For probably 40 years, energy analysts have pointed out a key problem for solar power relative to its fossil fuel counterparts: you pay for the whole system up front and all at once. The upfront costs are high.
With an internal combustion engine, say, you get to amortize the total cost of the power produced over the many years that you buy fuel for that engine. It's almost like a layaway plan for the power. Imagine if every time you bought a car, you had to buy all the gasoline that would run the car for its lifetime. That'd be an expensive automobile.
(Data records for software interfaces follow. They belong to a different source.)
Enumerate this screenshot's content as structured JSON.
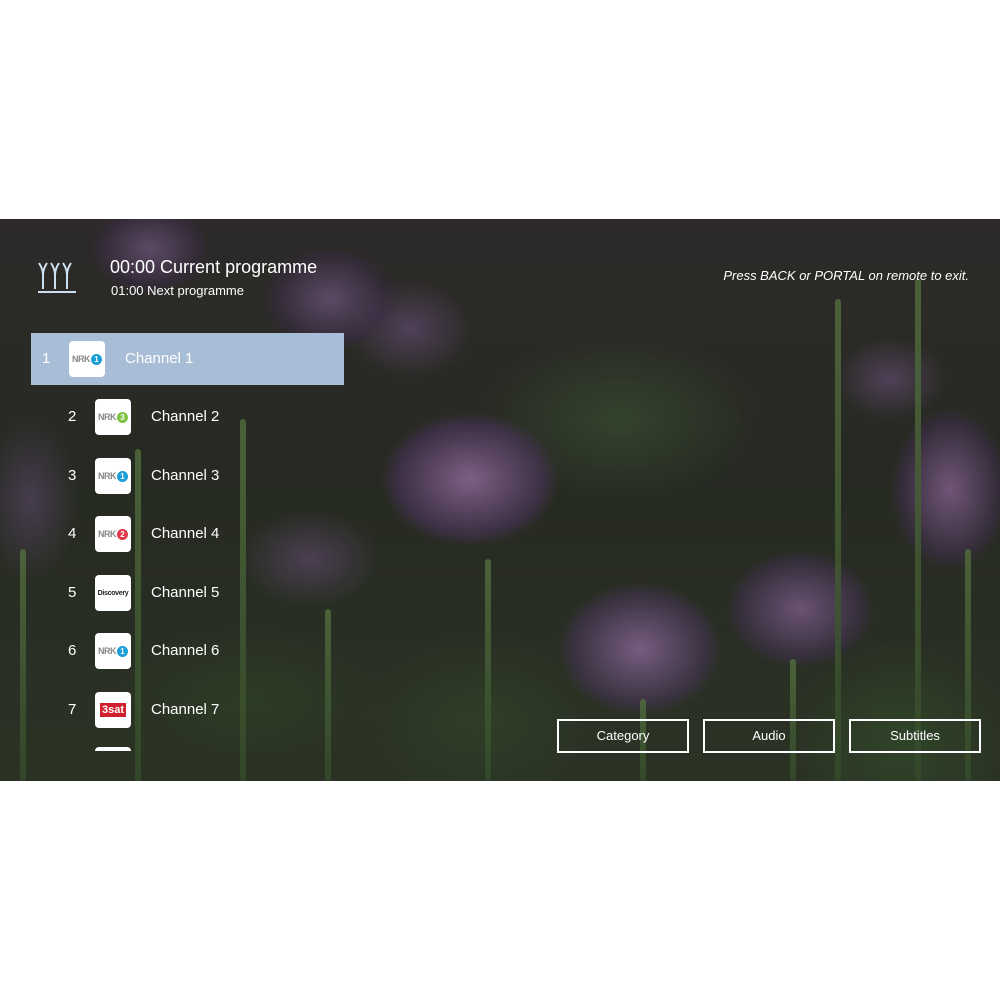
{
  "header": {
    "current_programme": "00:00 Current programme",
    "next_programme": "01:00 Next programme",
    "exit_hint": "Press BACK or PORTAL on remote to exit."
  },
  "channels": [
    {
      "number": "1",
      "name": "Channel 1",
      "logo": {
        "text": "NRK",
        "badge": "1",
        "badge_color": "#1a9fd6"
      },
      "selected": true
    },
    {
      "number": "2",
      "name": "Channel 2",
      "logo": {
        "text": "NRK",
        "badge": "3",
        "badge_color": "#7cc242"
      },
      "selected": false
    },
    {
      "number": "3",
      "name": "Channel 3",
      "logo": {
        "text": "NRK",
        "badge": "1",
        "badge_color": "#1a9fd6"
      },
      "selected": false
    },
    {
      "number": "4",
      "name": "Channel 4",
      "logo": {
        "text": "NRK",
        "badge": "2",
        "badge_color": "#e03a4a"
      },
      "selected": false
    },
    {
      "number": "5",
      "name": "Channel 5",
      "logo": {
        "text": "Discovery"
      },
      "selected": false
    },
    {
      "number": "6",
      "name": "Channel 6",
      "logo": {
        "text": "NRK",
        "badge": "1",
        "badge_color": "#1a9fd6"
      },
      "selected": false
    },
    {
      "number": "7",
      "name": "Channel 7",
      "logo": {
        "text": "3sat"
      },
      "selected": false
    }
  ],
  "buttons": {
    "category": "Category",
    "audio": "Audio",
    "subtitles": "Subtitles"
  },
  "colors": {
    "selected_row": "#a8bdd6",
    "text": "#ffffff"
  }
}
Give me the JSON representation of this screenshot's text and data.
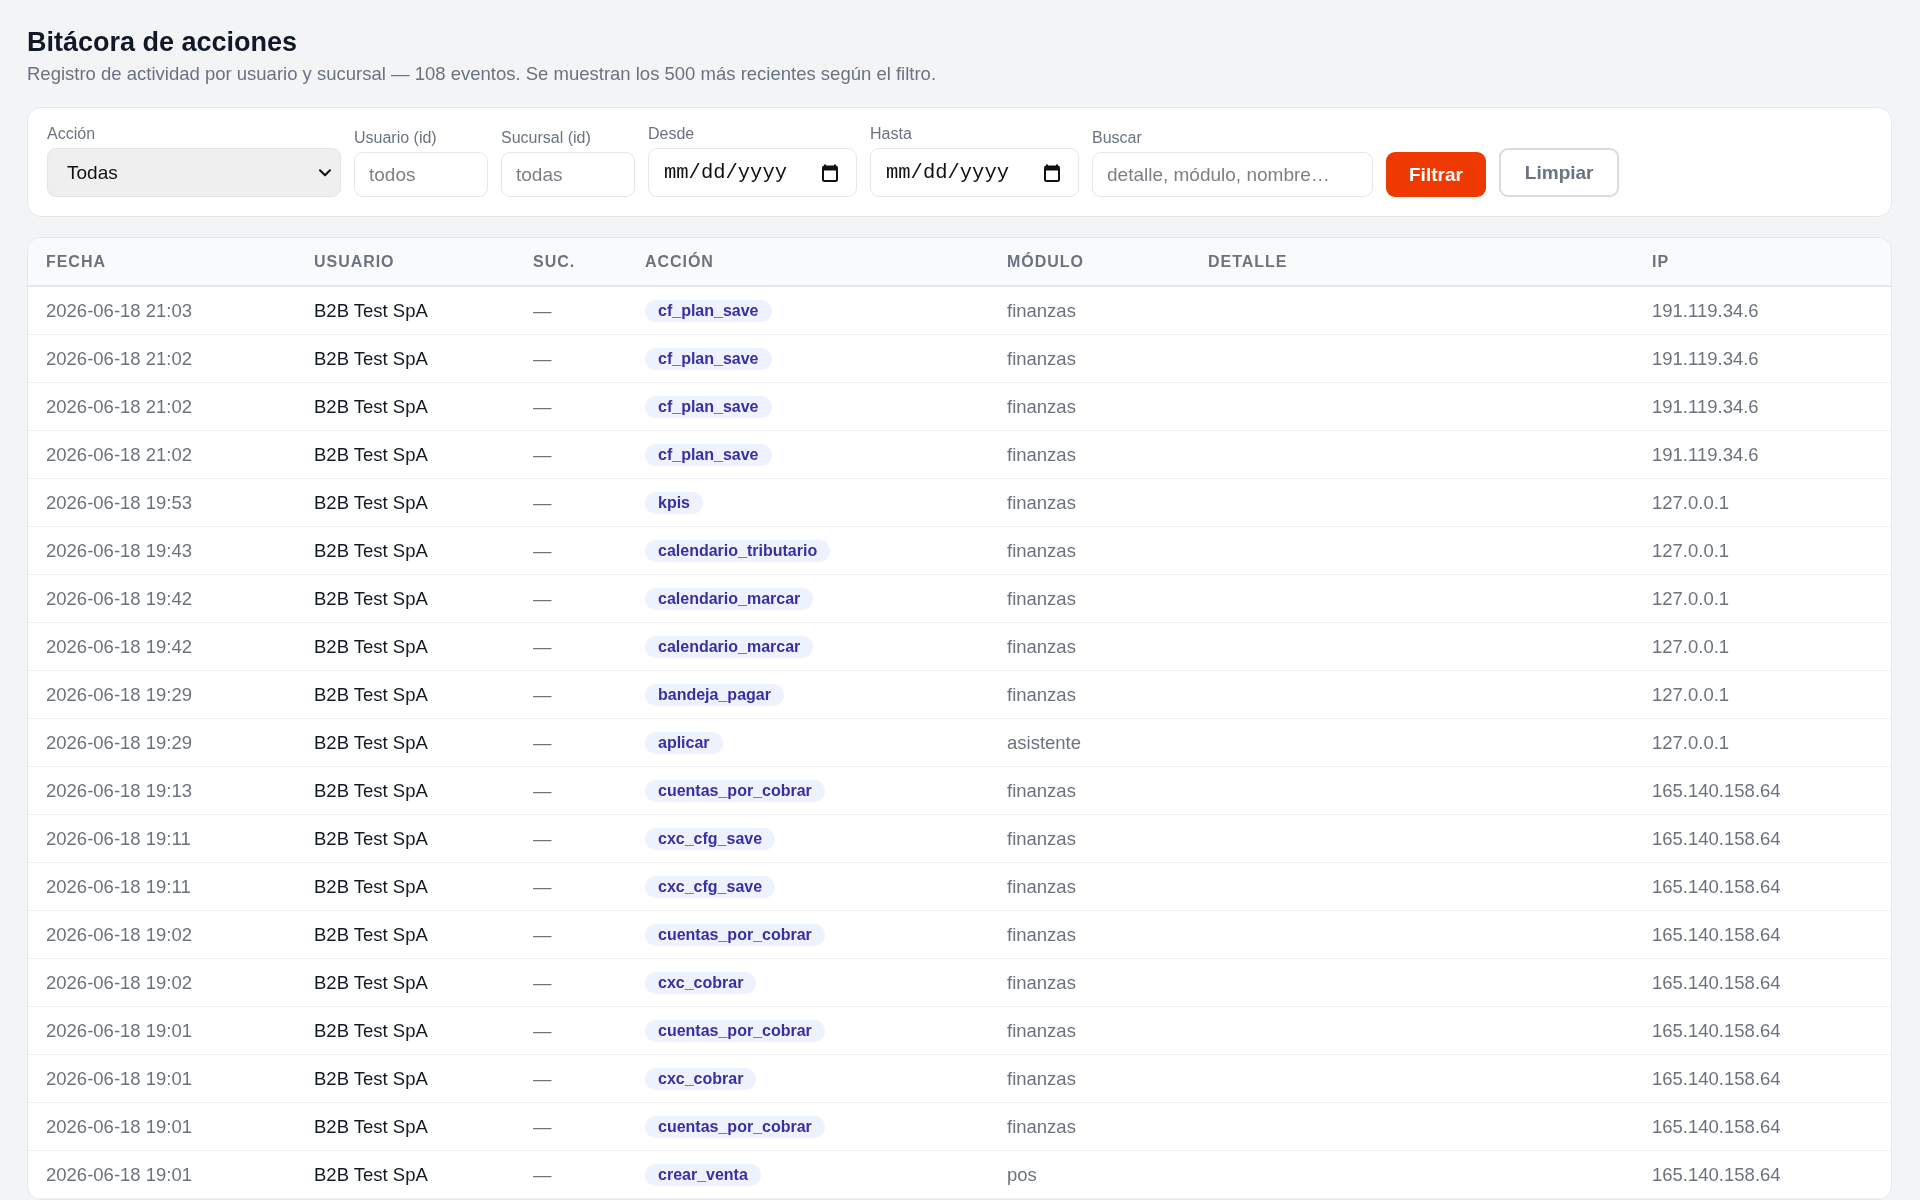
{
  "page": {
    "title": "Bitácora de acciones",
    "subtitle": "Registro de actividad por usuario y sucursal — 108 eventos. Se muestran los 500 más recientes según el filtro."
  },
  "filters": [
    {
      "kind": "select",
      "label": "Acción",
      "value": "Todas"
    },
    {
      "kind": "text",
      "label": "Usuario (id)",
      "placeholder": "todos"
    },
    {
      "kind": "text",
      "label": "Sucursal (id)",
      "placeholder": "todas"
    },
    {
      "kind": "date",
      "label": "Desde",
      "placeholder": "mm/dd/yyyy"
    },
    {
      "kind": "date",
      "label": "Hasta",
      "placeholder": "mm/dd/yyyy"
    },
    {
      "kind": "search",
      "label": "Buscar",
      "placeholder": "detalle, módulo, nombre…"
    }
  ],
  "buttons": [
    {
      "kind": "primary",
      "label": "Filtrar"
    },
    {
      "kind": "secondary",
      "label": "Limpiar"
    }
  ],
  "table": {
    "columns": [
      "FECHA",
      "USUARIO",
      "SUC.",
      "ACCIÓN",
      "MÓDULO",
      "DETALLE",
      "IP"
    ],
    "rows": [
      {
        "fecha": "2026-06-18 21:03",
        "usuario": "B2B Test SpA",
        "sucursal": "—",
        "accion": "cf_plan_save",
        "modulo": "finanzas",
        "ip": "191.119.34.6"
      },
      {
        "fecha": "2026-06-18 21:02",
        "usuario": "B2B Test SpA",
        "sucursal": "—",
        "accion": "cf_plan_save",
        "modulo": "finanzas",
        "ip": "191.119.34.6"
      },
      {
        "fecha": "2026-06-18 21:02",
        "usuario": "B2B Test SpA",
        "sucursal": "—",
        "accion": "cf_plan_save",
        "modulo": "finanzas",
        "ip": "191.119.34.6"
      },
      {
        "fecha": "2026-06-18 21:02",
        "usuario": "B2B Test SpA",
        "sucursal": "—",
        "accion": "cf_plan_save",
        "modulo": "finanzas",
        "ip": "191.119.34.6"
      },
      {
        "fecha": "2026-06-18 19:53",
        "usuario": "B2B Test SpA",
        "sucursal": "—",
        "accion": "kpis",
        "modulo": "finanzas",
        "ip": "127.0.0.1"
      },
      {
        "fecha": "2026-06-18 19:43",
        "usuario": "B2B Test SpA",
        "sucursal": "—",
        "accion": "calendario_tributario",
        "modulo": "finanzas",
        "ip": "127.0.0.1"
      },
      {
        "fecha": "2026-06-18 19:42",
        "usuario": "B2B Test SpA",
        "sucursal": "—",
        "accion": "calendario_marcar",
        "modulo": "finanzas",
        "ip": "127.0.0.1"
      },
      {
        "fecha": "2026-06-18 19:42",
        "usuario": "B2B Test SpA",
        "sucursal": "—",
        "accion": "calendario_marcar",
        "modulo": "finanzas",
        "ip": "127.0.0.1"
      },
      {
        "fecha": "2026-06-18 19:29",
        "usuario": "B2B Test SpA",
        "sucursal": "—",
        "accion": "bandeja_pagar",
        "modulo": "finanzas",
        "ip": "127.0.0.1"
      },
      {
        "fecha": "2026-06-18 19:29",
        "usuario": "B2B Test SpA",
        "sucursal": "—",
        "accion": "aplicar",
        "modulo": "asistente",
        "ip": "127.0.0.1"
      },
      {
        "fecha": "2026-06-18 19:13",
        "usuario": "B2B Test SpA",
        "sucursal": "—",
        "accion": "cuentas_por_cobrar",
        "modulo": "finanzas",
        "ip": "165.140.158.64"
      },
      {
        "fecha": "2026-06-18 19:11",
        "usuario": "B2B Test SpA",
        "sucursal": "—",
        "accion": "cxc_cfg_save",
        "modulo": "finanzas",
        "ip": "165.140.158.64"
      },
      {
        "fecha": "2026-06-18 19:11",
        "usuario": "B2B Test SpA",
        "sucursal": "—",
        "accion": "cxc_cfg_save",
        "modulo": "finanzas",
        "ip": "165.140.158.64"
      },
      {
        "fecha": "2026-06-18 19:02",
        "usuario": "B2B Test SpA",
        "sucursal": "—",
        "accion": "cuentas_por_cobrar",
        "modulo": "finanzas",
        "ip": "165.140.158.64"
      },
      {
        "fecha": "2026-06-18 19:02",
        "usuario": "B2B Test SpA",
        "sucursal": "—",
        "accion": "cxc_cobrar",
        "modulo": "finanzas",
        "ip": "165.140.158.64"
      },
      {
        "fecha": "2026-06-18 19:01",
        "usuario": "B2B Test SpA",
        "sucursal": "—",
        "accion": "cuentas_por_cobrar",
        "modulo": "finanzas",
        "ip": "165.140.158.64"
      },
      {
        "fecha": "2026-06-18 19:01",
        "usuario": "B2B Test SpA",
        "sucursal": "—",
        "accion": "cxc_cobrar",
        "modulo": "finanzas",
        "ip": "165.140.158.64"
      },
      {
        "fecha": "2026-06-18 19:01",
        "usuario": "B2B Test SpA",
        "sucursal": "—",
        "accion": "cuentas_por_cobrar",
        "modulo": "finanzas",
        "ip": "165.140.158.64"
      },
      {
        "fecha": "2026-06-18 19:01",
        "usuario": "B2B Test SpA",
        "sucursal": "—",
        "accion": "crear_venta",
        "modulo": "pos",
        "ip": "165.140.158.64"
      }
    ]
  }
}
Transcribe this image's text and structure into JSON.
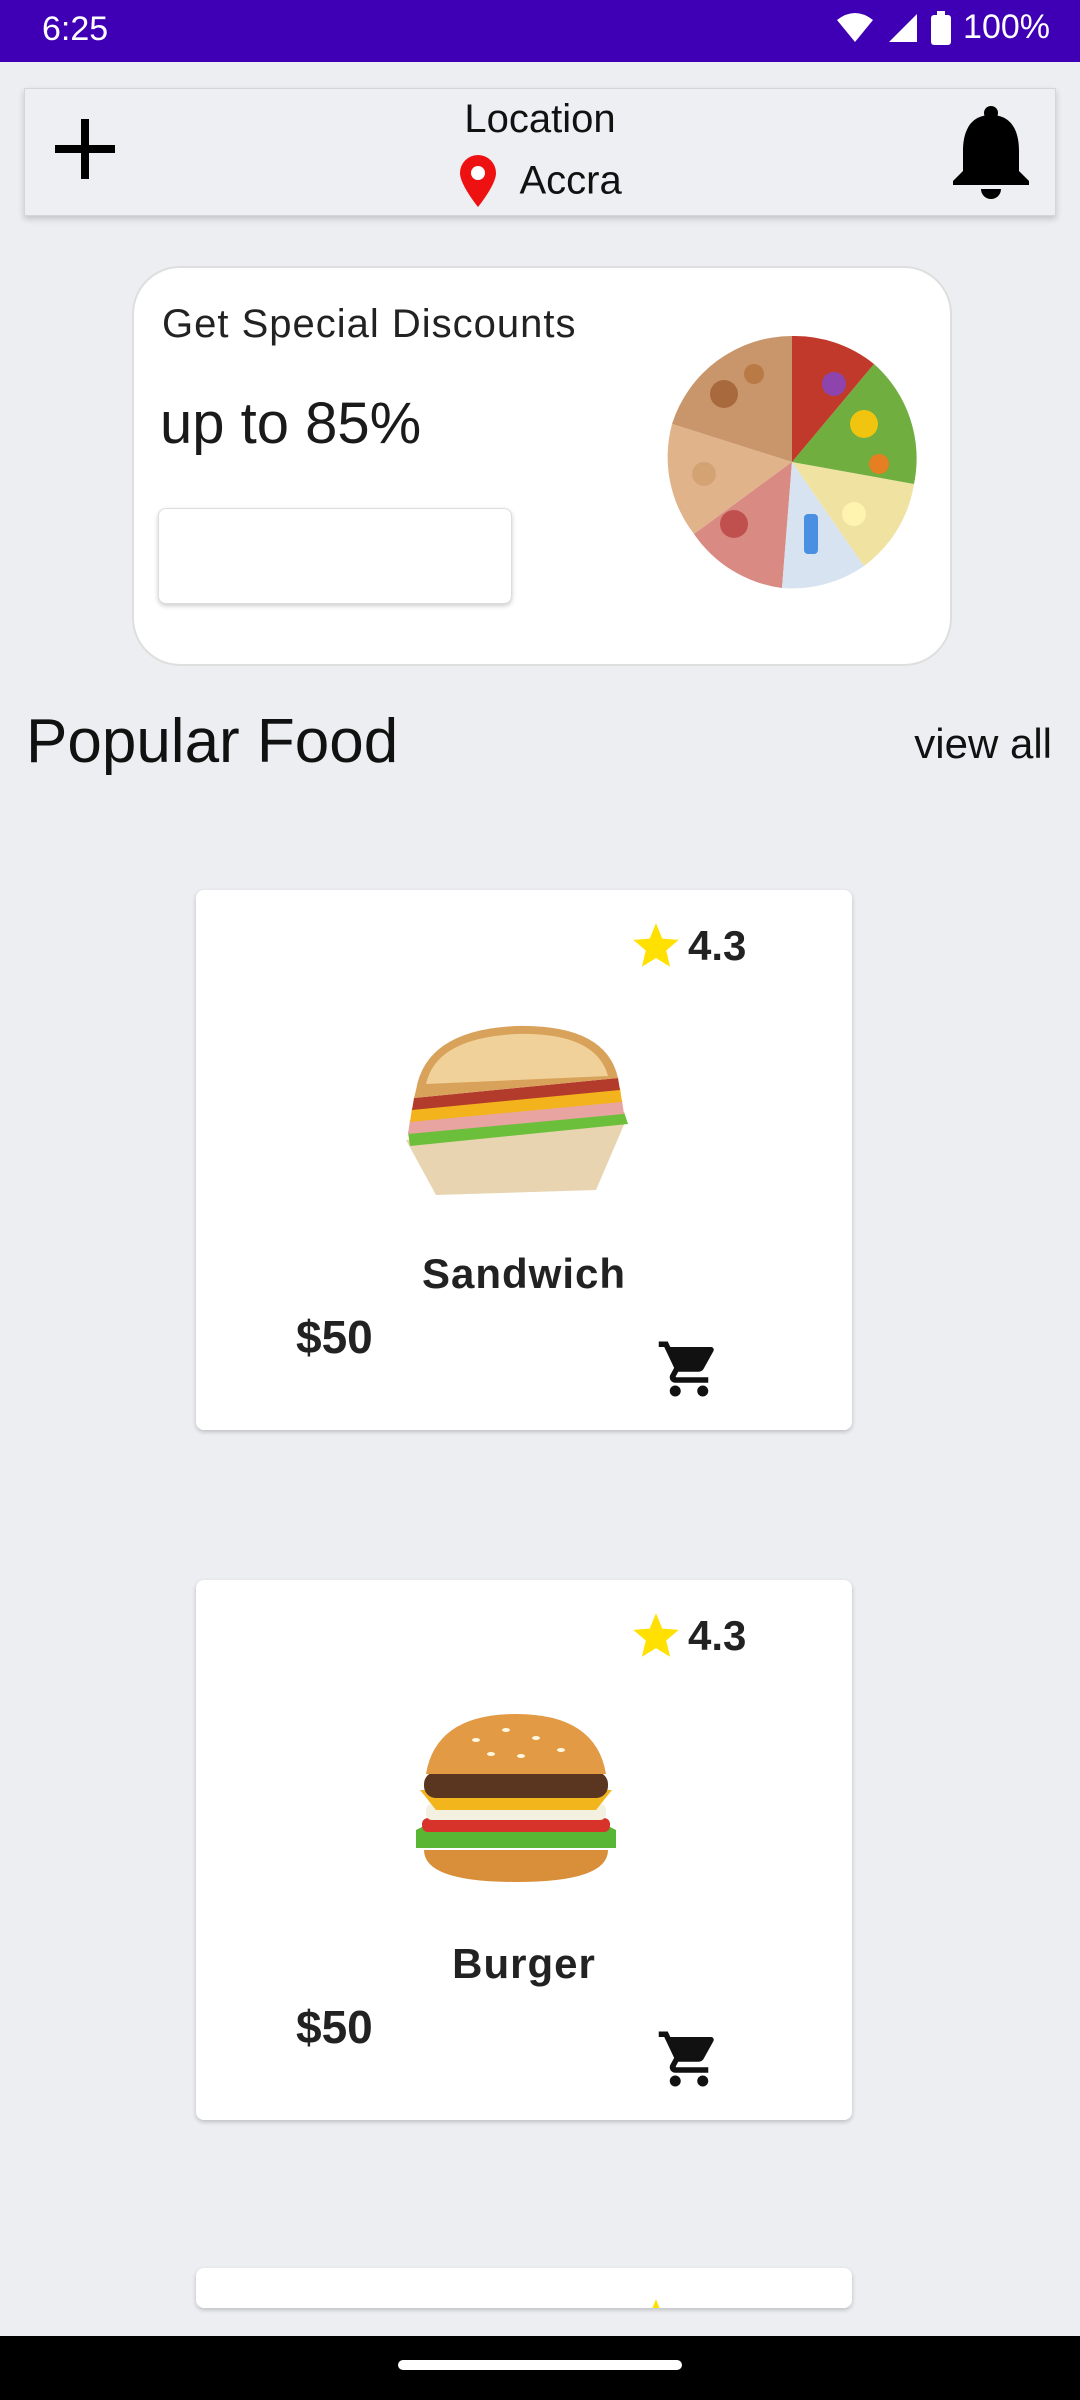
{
  "status_bar": {
    "time": "6:25",
    "battery": "100%"
  },
  "header": {
    "location_title": "Location",
    "location_value": "Accra"
  },
  "promo": {
    "title": "Get Special Discounts",
    "subtitle": "up to 85%",
    "button_label": ""
  },
  "section": {
    "title": "Popular Food",
    "view_all": "view all"
  },
  "foods": [
    {
      "name": "Sandwich",
      "price": "$50",
      "rating": "4.3"
    },
    {
      "name": "Burger",
      "price": "$50",
      "rating": "4.3"
    },
    {
      "name": "",
      "price": "",
      "rating": ""
    }
  ],
  "colors": {
    "status_bar": "#3f00b5",
    "pin": "#ee1111",
    "star": "#ffe000",
    "background": "#eceef1"
  }
}
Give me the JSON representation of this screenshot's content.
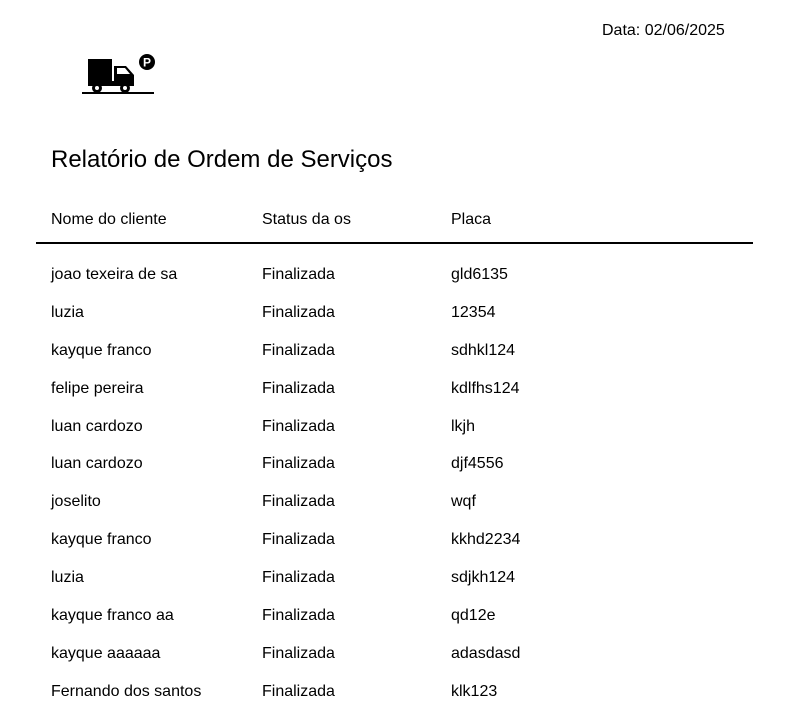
{
  "header": {
    "date_label": "Data:",
    "date_value": "02/06/2025"
  },
  "logo": {
    "icon": "delivery-truck-parking-icon",
    "badge_letter": "P"
  },
  "title": "Relatório de Ordem de Serviços",
  "table": {
    "columns": [
      "Nome do cliente",
      "Status da os",
      "Placa"
    ],
    "rows": [
      {
        "cliente": "joao texeira de sa",
        "status": "Finalizada",
        "placa": "gld6135"
      },
      {
        "cliente": "luzia",
        "status": "Finalizada",
        "placa": "12354"
      },
      {
        "cliente": "kayque franco",
        "status": "Finalizada",
        "placa": "sdhkl124"
      },
      {
        "cliente": "felipe pereira",
        "status": "Finalizada",
        "placa": "kdlfhs124"
      },
      {
        "cliente": "luan cardozo",
        "status": "Finalizada",
        "placa": "lkjh"
      },
      {
        "cliente": "luan cardozo",
        "status": "Finalizada",
        "placa": "djf4556"
      },
      {
        "cliente": "joselito",
        "status": "Finalizada",
        "placa": "wqf"
      },
      {
        "cliente": "kayque franco",
        "status": "Finalizada",
        "placa": "kkhd2234"
      },
      {
        "cliente": "luzia",
        "status": "Finalizada",
        "placa": "sdjkh124"
      },
      {
        "cliente": "kayque franco aa",
        "status": "Finalizada",
        "placa": "qd12e"
      },
      {
        "cliente": "kayque aaaaaa",
        "status": "Finalizada",
        "placa": "adasdasd"
      },
      {
        "cliente": "Fernando dos santos",
        "status": "Finalizada",
        "placa": "klk123"
      }
    ]
  }
}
Solar finds itself in an analogous situation. The cost of the energy produced over the 20 years you've got the system all comes at the beginning. You are prepaying, essentially, for decades of electricity production when you buy the system. That means only people with substantial cash on hand are likely to put panels on their homes. Who has an extra ten or twenty grand lying around?
And that's where SunRun comes in. Lynn Jurich explains in the video above that her company gets money from banks -- hundreds of millions of dollars -- and then uses that money to finance the installation of solar systems on homes. Homeowners pay on a monthly basis, not up front, at rates that are comparable to or cheaper than the grid (SunRun says).
We still don't know how much money SunRun makes on each home, but we do know that the company's model has exploded. Most new solar is now being installed with the leasing model and other companies like SolarCity and Sungevity are trying to horn in on SunRun's business (even if SunRun remains the largest solar leasing company).
The takeaway from SunRun is simple, though: sometimes the innovations that matter aren't technical but financial (or even social). Of course, developing more efficient, less expensive solar cells helps, but the technology development alone cannot guarantee successful market deployments.